THE AGING British metallurgists of Iron Maiden sound more lively on their recent "No Prayer for the Dying" than they have in years, but that's not the same thing as sounding fresh. Such new tirades as "Public Enema Number One" and "Bring Your Daughter . . . to the Slaughter" are rote-for-rote renditions of past stompers, though with this album the Maidens do seem poised to become the metal band with the biggest repertoire of World War II songs ("Tailgunner," "Run Silent Run Deep"). Who knows, perhaps their latest generation of headbanging followers even thinks the band picked up its bad disposition at Dunkirk or the Battle of the Bulge.

Anthrax is younger and more agile, but the striking thing about its new "Persistence of Time" is that it doesn't constantly throw that in the listener's face. These semi-reformed speed-metallists have discovered other tempos, and the results are surprisingly listenable. Aside from the occasional drippy instrumental, the New York quintet's music is still hard-edged and its lyrics still crabby; "bile black the thoughts that run through my head," sings Joe Belladonna on "Time," as if anyone might have thought otherwise.
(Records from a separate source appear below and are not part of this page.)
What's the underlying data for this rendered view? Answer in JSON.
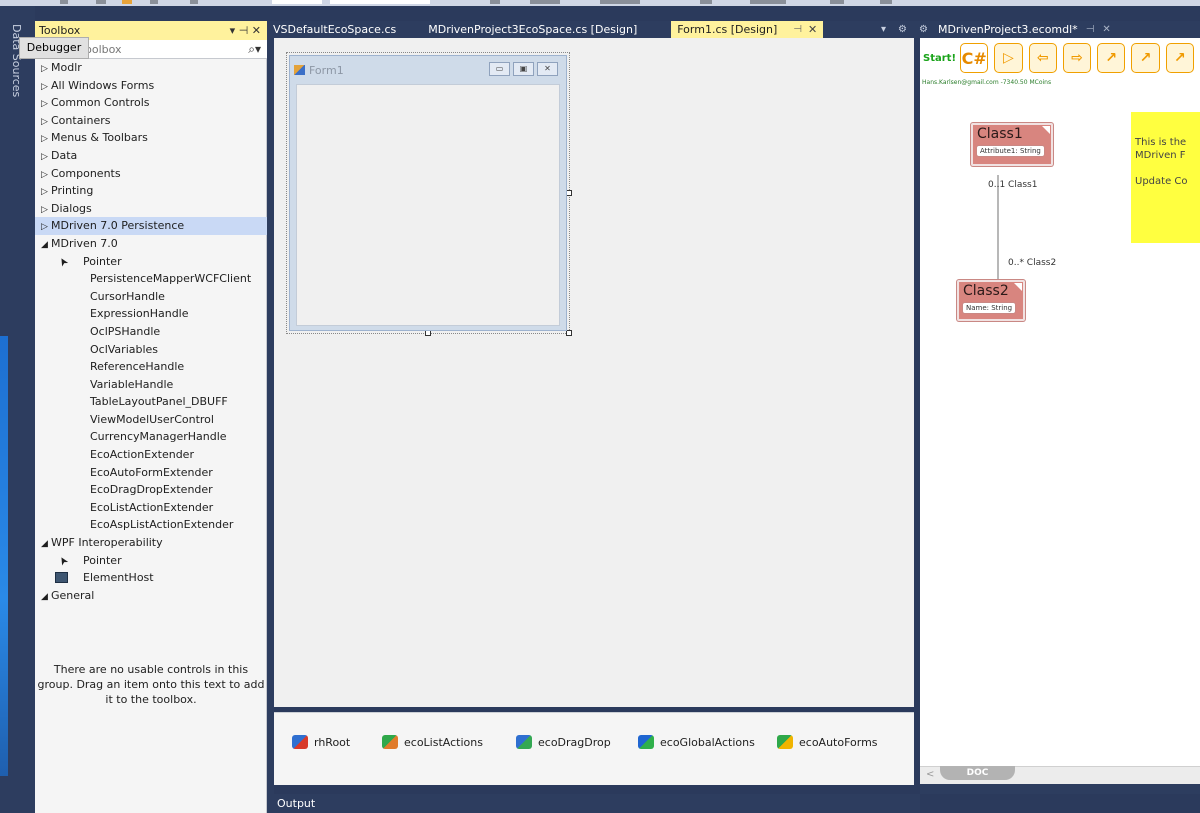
{
  "side_strip": {
    "label": "Data Sources"
  },
  "toolbox": {
    "title": "Toolbox",
    "title_controls": "▾ ⊣ ✕",
    "search_placeholder": "Search Toolbox",
    "search_icon": "search-icon",
    "items": [
      {
        "label": "Modlr",
        "arrow": "▷",
        "level": 0
      },
      {
        "label": "All Windows Forms",
        "arrow": "▷",
        "level": 0
      },
      {
        "label": "Common Controls",
        "arrow": "▷",
        "level": 0
      },
      {
        "label": "Containers",
        "arrow": "▷",
        "level": 0
      },
      {
        "label": "Menus & Toolbars",
        "arrow": "▷",
        "level": 0
      },
      {
        "label": "Data",
        "arrow": "▷",
        "level": 0
      },
      {
        "label": "Components",
        "arrow": "▷",
        "level": 0
      },
      {
        "label": "Printing",
        "arrow": "▷",
        "level": 0
      },
      {
        "label": "Dialogs",
        "arrow": "▷",
        "level": 0
      },
      {
        "label": "MDriven 7.0 Persistence",
        "arrow": "▷",
        "level": 0,
        "selected": true
      },
      {
        "label": "MDriven 7.0",
        "arrow": "◢",
        "level": 0
      },
      {
        "label": "Pointer",
        "level": 1,
        "icon": "pointer-icon"
      },
      {
        "label": "PersistenceMapperWCFClient",
        "level": 2
      },
      {
        "label": "CursorHandle",
        "level": 2
      },
      {
        "label": "ExpressionHandle",
        "level": 2
      },
      {
        "label": "OclPSHandle",
        "level": 2
      },
      {
        "label": "OclVariables",
        "level": 2
      },
      {
        "label": "ReferenceHandle",
        "level": 2
      },
      {
        "label": "VariableHandle",
        "level": 2
      },
      {
        "label": "TableLayoutPanel_DBUFF",
        "level": 2
      },
      {
        "label": "ViewModelUserControl",
        "level": 2
      },
      {
        "label": "CurrencyManagerHandle",
        "level": 2
      },
      {
        "label": "EcoActionExtender",
        "level": 2
      },
      {
        "label": "EcoAutoFormExtender",
        "level": 2
      },
      {
        "label": "EcoDragDropExtender",
        "level": 2
      },
      {
        "label": "EcoListActionExtender",
        "level": 2
      },
      {
        "label": "EcoAspListActionExtender",
        "level": 2
      },
      {
        "label": "WPF Interoperability",
        "arrow": "◢",
        "level": 0
      },
      {
        "label": "Pointer",
        "level": 1,
        "icon": "pointer-icon"
      },
      {
        "label": "ElementHost",
        "level": 1,
        "icon": "element-host-icon"
      },
      {
        "label": "General",
        "arrow": "◢",
        "level": 0
      }
    ],
    "empty_message": "There are no usable controls in this group. Drag an item onto this text to add it to the toolbox."
  },
  "center": {
    "tabs": [
      {
        "label": "VSDefaultEcoSpace.cs",
        "active": false
      },
      {
        "label": "MDrivenProject3EcoSpace.cs [Design]",
        "active": false
      },
      {
        "label": "Form1.cs [Design]",
        "active": true
      }
    ],
    "tab_pin": "⊣",
    "tab_close": "✕",
    "tab_overflow": "▾",
    "tab_settings": "⚙",
    "form": {
      "title": "Form1",
      "button_label": "Debugger",
      "min_btn": "▭",
      "max_btn": "▣",
      "close_btn": "✕"
    },
    "tray": [
      {
        "label": "rhRoot",
        "icon": "root-handle-icon"
      },
      {
        "label": "ecoListActions",
        "icon": "list-actions-icon"
      },
      {
        "label": "ecoDragDrop",
        "icon": "drag-drop-icon"
      },
      {
        "label": "ecoGlobalActions",
        "icon": "global-actions-icon"
      },
      {
        "label": "ecoAutoForms",
        "icon": "auto-forms-icon"
      }
    ]
  },
  "output": {
    "label": "Output"
  },
  "right": {
    "tab_label": "MDrivenProject3.ecomdl*",
    "tab_pin": "⊣",
    "tab_close": "✕",
    "tab_settings": "⚙",
    "toolbar": {
      "start_label": "Start!",
      "buttons": [
        {
          "glyph": "C#",
          "icon": "csharp-icon"
        },
        {
          "glyph": "▷",
          "icon": "play-icon"
        },
        {
          "glyph": "⇦",
          "icon": "arrow-left-icon"
        },
        {
          "glyph": "⇨",
          "icon": "arrow-right-icon"
        },
        {
          "glyph": "↗",
          "icon": "arrow-up-right-icon"
        },
        {
          "glyph": "↗",
          "icon": "arrow-up-right-outline-icon"
        },
        {
          "glyph": "↗",
          "icon": "arrow-dashed-icon"
        }
      ]
    },
    "user_info": "Hans.Karlsen@gmail.com -7340.50 MCoins",
    "classes": [
      {
        "name": "Class1",
        "attribute": "Attribute1: String"
      },
      {
        "name": "Class2",
        "attribute": "Name: String"
      }
    ],
    "roles": {
      "top": "0..1 Class1",
      "bottom": "0..* Class2"
    },
    "note_lines": [
      "This is the",
      "MDriven F",
      "",
      "Update Co"
    ],
    "doc_tab": "DOC",
    "scroll_left": "<"
  },
  "colors": {
    "ide_dark": "#2d3d5f",
    "active_tab": "#fff29d",
    "uml_class": "#d8857f",
    "note_yellow": "#ffff40",
    "toolbar_orange": "#f0a000"
  }
}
But they actually have some fun with the Joe Jackson cover, "Got the Time." And if they could only write songs that shapely themselves, they might make an album that's fun from beginning to end.

IRON MAIDEN -- "No Prayer for the Dying" (Epic).
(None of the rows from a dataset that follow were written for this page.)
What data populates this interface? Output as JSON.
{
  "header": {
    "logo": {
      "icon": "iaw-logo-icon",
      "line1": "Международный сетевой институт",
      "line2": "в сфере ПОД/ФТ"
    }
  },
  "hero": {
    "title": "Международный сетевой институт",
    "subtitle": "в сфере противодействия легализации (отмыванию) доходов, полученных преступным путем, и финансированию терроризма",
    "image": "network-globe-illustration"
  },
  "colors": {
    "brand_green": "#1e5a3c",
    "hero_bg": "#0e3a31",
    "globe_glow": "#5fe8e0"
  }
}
ANTHRAX -- "Persistence of Time" (Megaforce/Island). Appearing together Friday at Patriot Center.